#### WHAT TO WORK ON:
Among the entries below, find the lines with the word "text" and return them.

#### EXTRACTED RECORDS:
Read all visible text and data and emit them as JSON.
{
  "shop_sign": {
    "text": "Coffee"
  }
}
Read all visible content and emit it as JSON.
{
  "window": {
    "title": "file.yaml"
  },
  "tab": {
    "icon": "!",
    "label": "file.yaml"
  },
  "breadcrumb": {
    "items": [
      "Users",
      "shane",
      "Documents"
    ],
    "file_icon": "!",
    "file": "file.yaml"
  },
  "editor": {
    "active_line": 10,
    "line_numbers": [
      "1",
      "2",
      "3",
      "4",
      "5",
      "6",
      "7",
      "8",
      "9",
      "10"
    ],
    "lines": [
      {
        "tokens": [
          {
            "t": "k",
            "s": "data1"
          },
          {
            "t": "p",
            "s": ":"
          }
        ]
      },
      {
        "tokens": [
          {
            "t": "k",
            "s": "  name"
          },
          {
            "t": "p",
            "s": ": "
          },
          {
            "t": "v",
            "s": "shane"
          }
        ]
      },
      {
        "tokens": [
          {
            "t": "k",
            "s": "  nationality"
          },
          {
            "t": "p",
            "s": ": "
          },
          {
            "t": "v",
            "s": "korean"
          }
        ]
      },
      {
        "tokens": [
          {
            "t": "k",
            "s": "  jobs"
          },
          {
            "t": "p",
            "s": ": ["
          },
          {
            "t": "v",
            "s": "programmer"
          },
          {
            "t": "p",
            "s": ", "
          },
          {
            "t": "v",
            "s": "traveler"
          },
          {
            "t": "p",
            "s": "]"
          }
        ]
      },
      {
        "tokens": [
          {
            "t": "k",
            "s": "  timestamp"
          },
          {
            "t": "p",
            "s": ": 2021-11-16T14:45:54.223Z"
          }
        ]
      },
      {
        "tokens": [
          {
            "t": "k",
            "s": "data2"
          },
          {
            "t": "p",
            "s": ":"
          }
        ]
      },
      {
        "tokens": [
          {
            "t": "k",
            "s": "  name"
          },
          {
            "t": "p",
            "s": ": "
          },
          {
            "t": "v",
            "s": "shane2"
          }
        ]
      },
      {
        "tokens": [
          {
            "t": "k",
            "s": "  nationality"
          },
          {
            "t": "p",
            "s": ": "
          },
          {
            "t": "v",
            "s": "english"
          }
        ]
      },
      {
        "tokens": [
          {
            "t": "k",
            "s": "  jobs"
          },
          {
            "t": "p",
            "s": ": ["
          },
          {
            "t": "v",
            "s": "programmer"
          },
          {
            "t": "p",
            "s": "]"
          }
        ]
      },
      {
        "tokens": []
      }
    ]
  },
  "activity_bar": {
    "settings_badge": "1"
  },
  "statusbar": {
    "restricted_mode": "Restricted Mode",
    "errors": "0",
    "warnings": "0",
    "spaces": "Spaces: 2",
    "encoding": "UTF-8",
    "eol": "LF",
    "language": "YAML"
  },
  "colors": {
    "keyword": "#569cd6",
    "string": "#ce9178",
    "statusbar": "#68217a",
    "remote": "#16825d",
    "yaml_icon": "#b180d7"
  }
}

#### PROBLEM SOLUTION:
Read all visible text and data and emit them as JSON.
    "text": "Coffee"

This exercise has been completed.